Lets look at some examples to understand the distinction. Most (I say most) of the products delivered by Google or the likes are completely web /api based applications. In such cases, a role of a SRE is critical, as these are the sites which need to be available, scaleable, secure (reliable) and someone needs to be dedicatedly be working towards making those reliable. People who do that take a devops engineering approach towards it. Inadvertently, being on call, using observability tools, and at times taking reactionary measures they are responsible directly to maintain [SLIs/SLOs and indirectly responsible for SLAs](SLIs, SLOs, SLAs, oh my! (class SRE implements DevOps) - YouTube).
Now lets look at other set of organisation, and this could be surprising for the SRE promoters, but yes, everyone else exists on this planet, and they are also trying to improve their processes, be more agile, and at time are just looking to simplify and expedite their processes. Let me give you an example.
Lets say there is a organisation which builds and ships network device with a software component managing the network protocols and the communications. Their product is not web based, they don't have to host it on cloud and keep running it. Sure they could package observability tools which could help with setting SLIs, but thats not what people building and supporting this software development need.
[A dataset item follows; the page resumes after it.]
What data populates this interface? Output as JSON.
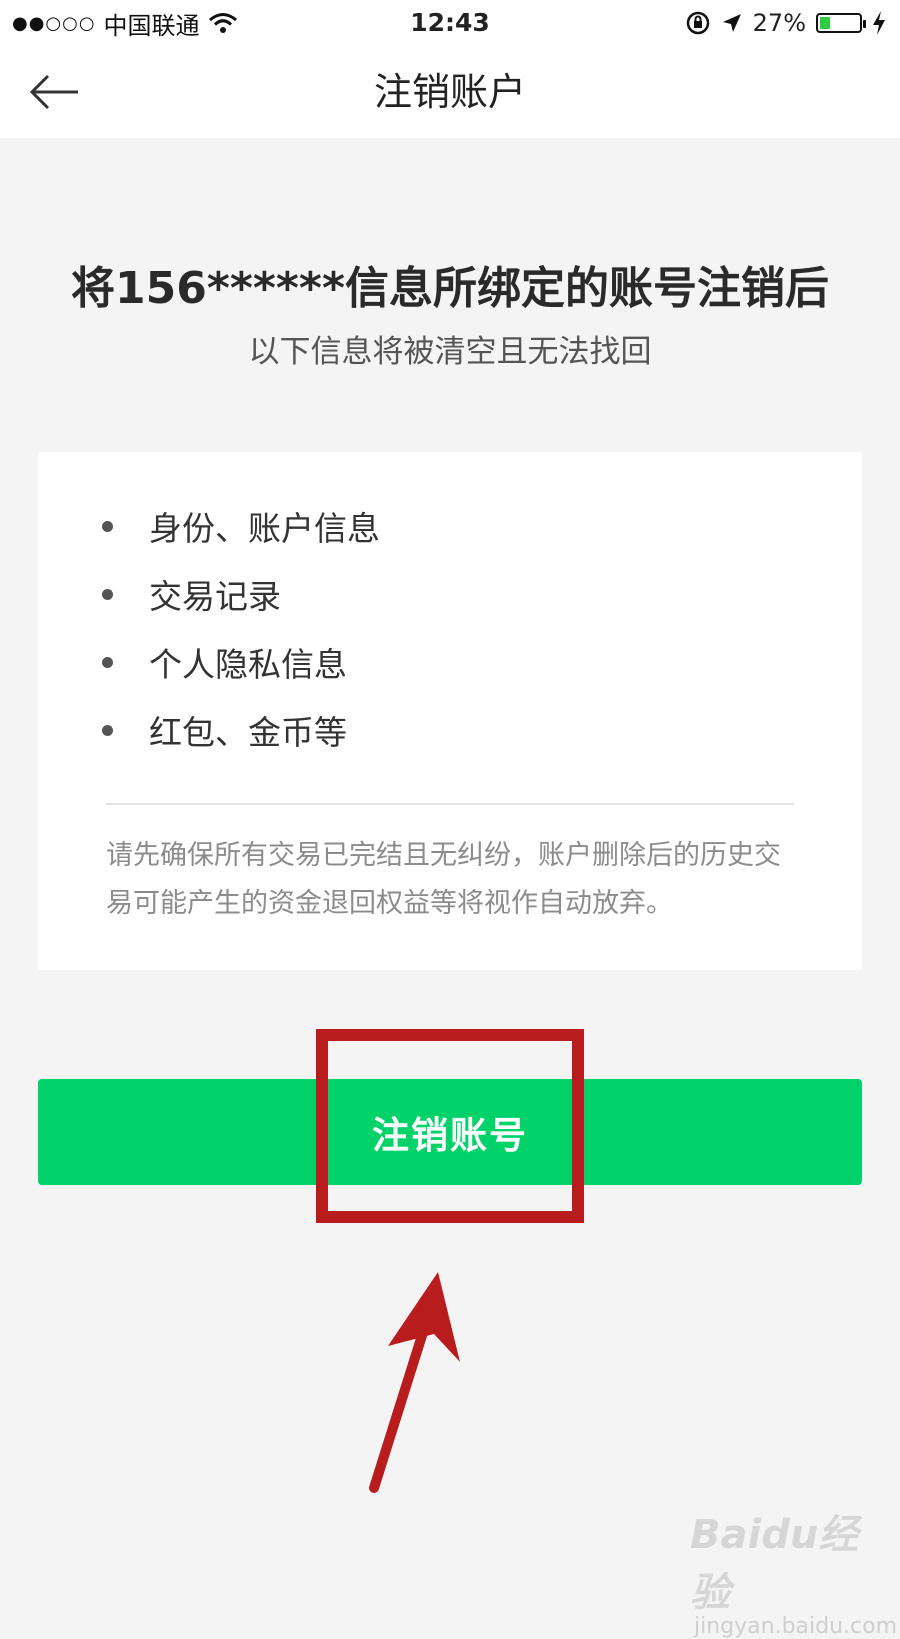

In such cases, SRE becomes irrelevant, but not Devops. I could still use the principles and practices of Devops while building such a software and improve my processes, reduce defects, and create predictable, automated release cycles. And I would rather call the person who does this as a Devops Engineer and not SRE.
Lets take another example. I know a lot of enterprises who are still running monolithic, stand alone applications, and would continue to do so for at least next few years to come. Do they have to care about SRE ? I don't think so. Will they still benefit from Devops practices such as Infrastructure as a Code for installing and configuring their applications. Hell Yeh !
There are many examples out there and I have seen many clients being confused because of the utter chaos caused by so called thought leaders preaching based on their own narrow assumptions about how the world exists. However, the good news is the world will always eventually see the sense and will automatically bypass such preached philosophies and to choose the ones which make sense. And thats been the key character of the Devops movement. Devops offers guiding principles and practices. The implementation of which should completely be context based. For some, implementing it by forming SRE teams, makes absolute sense. For everyone else, using a generic name of Devops Engineer and looking for specific technologies makes more sense. The chaos starts when one starts preaching and enforcing their narrow view as what Devops is all about, and others start blindly listening to it.
In conclusion, I believe while SRE is great for specific organisation and I would go on to call them elite squad of devops engineers as they end up working on high traffic, public facing sites and have to be on their toes dealing with performance, scalability, optimisation issues and should be promoted wherever applicable, but the position of Devops Engineer is here to stay, is more generic and applicable to wider set of organisations. If everyone starts calling themselves a SRE, it will not only water down the SRE practices, but also shift the chaos from devops world to SRE.
About: : I am the author of the edX course Introduction to Site Reliability Engineering and DevOps and have published many courses on the topic of Devops and SRE. You could find the list of all my courses here http://schoolofdevops.com].